:: Dataset ::
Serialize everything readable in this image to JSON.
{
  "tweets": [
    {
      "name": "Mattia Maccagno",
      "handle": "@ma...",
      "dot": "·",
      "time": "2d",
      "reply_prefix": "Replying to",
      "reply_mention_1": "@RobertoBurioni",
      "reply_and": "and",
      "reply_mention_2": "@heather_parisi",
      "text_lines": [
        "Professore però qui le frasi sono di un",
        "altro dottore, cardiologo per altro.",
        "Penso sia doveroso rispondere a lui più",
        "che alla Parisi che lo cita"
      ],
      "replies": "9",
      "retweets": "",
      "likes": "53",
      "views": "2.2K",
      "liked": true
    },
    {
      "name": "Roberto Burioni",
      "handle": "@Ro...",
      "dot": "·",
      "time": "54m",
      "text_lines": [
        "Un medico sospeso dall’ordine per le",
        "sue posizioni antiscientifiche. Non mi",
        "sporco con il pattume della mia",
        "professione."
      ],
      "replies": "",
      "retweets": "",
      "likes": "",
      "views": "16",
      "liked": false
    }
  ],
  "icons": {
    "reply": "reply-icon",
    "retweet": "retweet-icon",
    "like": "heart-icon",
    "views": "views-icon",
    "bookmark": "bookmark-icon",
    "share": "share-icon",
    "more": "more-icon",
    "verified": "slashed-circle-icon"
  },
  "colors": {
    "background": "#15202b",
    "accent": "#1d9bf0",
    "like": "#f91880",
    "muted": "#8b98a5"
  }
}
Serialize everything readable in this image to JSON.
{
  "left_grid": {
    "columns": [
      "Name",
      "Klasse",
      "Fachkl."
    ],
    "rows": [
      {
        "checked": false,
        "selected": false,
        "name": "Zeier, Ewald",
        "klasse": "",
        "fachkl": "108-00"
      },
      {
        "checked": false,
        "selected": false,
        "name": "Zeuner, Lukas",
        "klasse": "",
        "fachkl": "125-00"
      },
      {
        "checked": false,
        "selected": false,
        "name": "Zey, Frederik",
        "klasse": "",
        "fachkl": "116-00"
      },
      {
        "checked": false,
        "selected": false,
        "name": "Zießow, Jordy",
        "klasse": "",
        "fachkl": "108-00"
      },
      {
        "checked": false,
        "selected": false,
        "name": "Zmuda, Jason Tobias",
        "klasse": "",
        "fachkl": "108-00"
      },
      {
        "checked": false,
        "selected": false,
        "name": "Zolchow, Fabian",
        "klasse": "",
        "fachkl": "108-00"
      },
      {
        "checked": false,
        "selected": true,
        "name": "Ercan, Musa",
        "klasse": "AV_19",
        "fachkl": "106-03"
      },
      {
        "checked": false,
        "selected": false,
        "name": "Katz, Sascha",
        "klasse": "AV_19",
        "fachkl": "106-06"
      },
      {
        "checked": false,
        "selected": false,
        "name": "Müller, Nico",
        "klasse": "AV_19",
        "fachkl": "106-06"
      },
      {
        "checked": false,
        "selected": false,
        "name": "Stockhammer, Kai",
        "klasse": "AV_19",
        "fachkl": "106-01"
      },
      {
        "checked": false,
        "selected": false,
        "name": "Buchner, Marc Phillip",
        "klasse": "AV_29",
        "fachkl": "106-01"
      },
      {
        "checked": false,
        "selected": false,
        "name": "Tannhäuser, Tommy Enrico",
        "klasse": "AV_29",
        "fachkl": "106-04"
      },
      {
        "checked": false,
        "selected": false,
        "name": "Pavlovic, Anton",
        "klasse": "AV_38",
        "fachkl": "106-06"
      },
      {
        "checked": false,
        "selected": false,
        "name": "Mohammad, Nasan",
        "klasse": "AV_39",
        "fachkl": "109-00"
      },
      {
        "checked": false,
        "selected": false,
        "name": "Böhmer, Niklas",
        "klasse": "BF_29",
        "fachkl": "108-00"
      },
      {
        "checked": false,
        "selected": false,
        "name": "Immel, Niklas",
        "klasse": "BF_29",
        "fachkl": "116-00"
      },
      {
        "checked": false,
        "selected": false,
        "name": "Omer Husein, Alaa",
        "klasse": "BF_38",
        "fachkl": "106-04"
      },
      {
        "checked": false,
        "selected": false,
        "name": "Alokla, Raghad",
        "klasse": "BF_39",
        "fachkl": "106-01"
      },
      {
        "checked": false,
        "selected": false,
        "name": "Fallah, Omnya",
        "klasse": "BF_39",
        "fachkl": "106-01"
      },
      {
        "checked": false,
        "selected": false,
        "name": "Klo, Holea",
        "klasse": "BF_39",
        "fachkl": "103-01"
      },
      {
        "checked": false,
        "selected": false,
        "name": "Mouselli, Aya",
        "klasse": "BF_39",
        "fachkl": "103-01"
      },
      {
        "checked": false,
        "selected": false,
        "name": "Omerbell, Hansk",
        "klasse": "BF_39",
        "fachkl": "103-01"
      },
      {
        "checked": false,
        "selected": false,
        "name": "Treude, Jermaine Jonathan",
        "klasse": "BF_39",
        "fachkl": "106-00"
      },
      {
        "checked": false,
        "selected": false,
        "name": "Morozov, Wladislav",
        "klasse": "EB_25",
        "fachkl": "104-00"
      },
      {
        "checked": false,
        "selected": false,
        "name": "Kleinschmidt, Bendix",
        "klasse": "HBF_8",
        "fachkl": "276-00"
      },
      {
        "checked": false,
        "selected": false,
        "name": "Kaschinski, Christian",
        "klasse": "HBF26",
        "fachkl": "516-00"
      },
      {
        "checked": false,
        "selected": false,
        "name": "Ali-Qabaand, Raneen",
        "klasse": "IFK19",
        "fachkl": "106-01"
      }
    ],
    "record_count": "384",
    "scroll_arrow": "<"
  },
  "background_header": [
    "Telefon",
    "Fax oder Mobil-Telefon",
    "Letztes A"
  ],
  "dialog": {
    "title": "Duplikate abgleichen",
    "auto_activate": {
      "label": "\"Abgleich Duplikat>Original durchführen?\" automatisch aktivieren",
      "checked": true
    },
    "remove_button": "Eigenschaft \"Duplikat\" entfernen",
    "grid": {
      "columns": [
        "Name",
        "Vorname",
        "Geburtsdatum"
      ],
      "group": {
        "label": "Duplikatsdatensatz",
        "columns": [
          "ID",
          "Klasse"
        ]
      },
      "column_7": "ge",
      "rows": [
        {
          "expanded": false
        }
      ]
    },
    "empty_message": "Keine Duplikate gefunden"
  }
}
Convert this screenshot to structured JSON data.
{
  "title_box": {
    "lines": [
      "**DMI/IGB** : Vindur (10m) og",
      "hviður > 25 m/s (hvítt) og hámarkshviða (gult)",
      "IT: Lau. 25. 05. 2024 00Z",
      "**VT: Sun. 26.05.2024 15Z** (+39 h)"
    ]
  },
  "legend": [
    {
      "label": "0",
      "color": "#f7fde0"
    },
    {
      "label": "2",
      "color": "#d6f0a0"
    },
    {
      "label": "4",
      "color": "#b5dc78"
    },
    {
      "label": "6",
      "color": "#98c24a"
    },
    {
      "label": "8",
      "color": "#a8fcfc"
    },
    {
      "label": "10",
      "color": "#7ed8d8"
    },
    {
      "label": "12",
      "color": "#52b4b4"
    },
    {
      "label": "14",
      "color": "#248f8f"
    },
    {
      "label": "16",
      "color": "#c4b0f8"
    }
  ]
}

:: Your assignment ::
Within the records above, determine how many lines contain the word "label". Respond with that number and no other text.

:: Problem solution ::
11